“It’s something that’s going to impact us all whether we study it or not,” said Wiedl, a finance and economics major. “It’s been interesting to read into different projects that companies are doing through this green bond initiative and think about what this will look like in five to ten years.”
In addition to academic interest, Hubbs found a personal connection to the topic through her passion for sustainability and the environment.
“This is something that is truly real world and matters to me personally,” said Hubbs. “I liked taking my experience in the classroom and really putting it towards a project like this.”
Both Wiedl and Hubbs had not participated in SURCA before but were encouraged to take on the project from their faculty mentor, associate professor Babatunde Odusami.
“[Dr. Odusami] is one of my biggest supporters I’ve had during my time at Widener, and he really got me interested in SURCA and has been with me every step of the way,” shared Hubbs.
The ultimate goal of the team’s project is to provide a baseline analysis of green bonds in the United States and determine whether this method of sourcing capital is beneficial to both the company and the environment, as green bonds are expected to continue to quickly gain popularity.
After his experience, Wiedl plans to encourage others to pursue summer research, too.
“As far as SURCA is designed, I can’t say enough good things about it. It didn’t feel like a burden or obligation, all the events were really fun. It’s definitely something that I plan on speaking highly of.”
Hubbs, a finance and operations management major who plans to attend graduate school before starting her career, credits the experience with helping her hone skills that she can continue to use.
“Being able to take on so many different responsibilities and see the end project and be proud of it makes me realize that if I can do this, I can do anything,” she said.
Testing Material Strength with 3D Printing
First-time SURCA participant Jared Ware spent his summer 3D printing dog bones. Not actual treats for canines, but small, flat pieces of plastic that are skinny in the middle and wider on the ends.
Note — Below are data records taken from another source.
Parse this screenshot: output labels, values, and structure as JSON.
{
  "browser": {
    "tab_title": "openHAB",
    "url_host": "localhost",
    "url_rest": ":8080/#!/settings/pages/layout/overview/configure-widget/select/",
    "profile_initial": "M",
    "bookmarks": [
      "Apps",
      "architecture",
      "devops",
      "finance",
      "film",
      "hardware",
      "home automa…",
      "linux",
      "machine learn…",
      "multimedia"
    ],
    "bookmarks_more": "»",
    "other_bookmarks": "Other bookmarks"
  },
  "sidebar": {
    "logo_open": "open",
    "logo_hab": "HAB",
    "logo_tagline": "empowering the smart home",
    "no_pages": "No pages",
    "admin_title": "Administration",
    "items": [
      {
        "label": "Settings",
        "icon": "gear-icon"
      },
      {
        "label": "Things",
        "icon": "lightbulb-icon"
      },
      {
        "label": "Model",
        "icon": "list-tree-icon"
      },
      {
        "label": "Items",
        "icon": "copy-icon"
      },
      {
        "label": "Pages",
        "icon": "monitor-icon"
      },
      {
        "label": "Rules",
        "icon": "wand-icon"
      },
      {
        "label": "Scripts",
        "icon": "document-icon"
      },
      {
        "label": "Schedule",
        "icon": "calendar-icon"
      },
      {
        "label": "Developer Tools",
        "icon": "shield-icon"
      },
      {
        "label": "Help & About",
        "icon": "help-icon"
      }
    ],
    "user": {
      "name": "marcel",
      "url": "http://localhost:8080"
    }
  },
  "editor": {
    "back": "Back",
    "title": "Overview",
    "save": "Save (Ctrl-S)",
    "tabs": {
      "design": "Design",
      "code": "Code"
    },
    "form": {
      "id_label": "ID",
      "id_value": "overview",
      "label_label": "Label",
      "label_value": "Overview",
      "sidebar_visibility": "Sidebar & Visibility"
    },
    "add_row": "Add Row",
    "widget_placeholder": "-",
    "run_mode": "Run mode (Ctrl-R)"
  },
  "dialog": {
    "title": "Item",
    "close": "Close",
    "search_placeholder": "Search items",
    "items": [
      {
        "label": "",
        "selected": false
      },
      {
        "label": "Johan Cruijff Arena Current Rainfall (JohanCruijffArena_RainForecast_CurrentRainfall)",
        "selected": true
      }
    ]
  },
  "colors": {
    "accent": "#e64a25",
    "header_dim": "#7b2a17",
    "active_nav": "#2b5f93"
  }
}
The dog bones are used in tensile tests to determine how much strain or stress they can take before fracturing.
Ware printed different samples at different temperature ranges to measure the overall effect.
Ware is part of Widener’s 4+1 mechanical engineering program. He will complete his undergraduate degree in May and remain at the university for an additional year to finish his master’s.
Ware was drawn to the SURCA program for the one-on-one lab experience it offered.
“I get a lot of theoretical experience in my classes, but this is deeper, hands-on, practical experience,” said Ware, who has also benefited this summer from working alongside not only faculty mentors, but graduate students, as well, who have offered him assistance and advice.
Getting experience with 3D printing will help Ware in his career trajectory. He is interested in pursuing computer aided design (CAD) and 3D printing in the automotive, medical, or construction industries.
As part of SURCA, students were invited to a panel with Widener alumni to hear about their career paths after graduating. Ware called it a great chance to “see how much you can accomplish in such a short amount of time.”
SURCA co-director Loyd Bastin, associate dean of sciences, said students benefit from the professional development built into SURCA, including hearing from “alumni across disciplines about their careers, choices to go or not go to graduate or professional schools, and how their experiences at Widener shaped their careers and decisions.”
Explore a Day in the Life of a SURCA Student
@wideneruniversity Meet Jared, a mechanical engineering student doing summer research ⚙️#WidenerUniversity #DayInMyLife #SummerResearch #3dPrinting #engineering #MechanicalEngineering #tensile ♬ Summer day - TimTaj
@wideneruniversity When your summer research project can help your hometown 👩🔬🔬 #WidenerUniversity #chemistry #ChemicalEngineering #DayInMyLife #research ♬ original sound - Widener University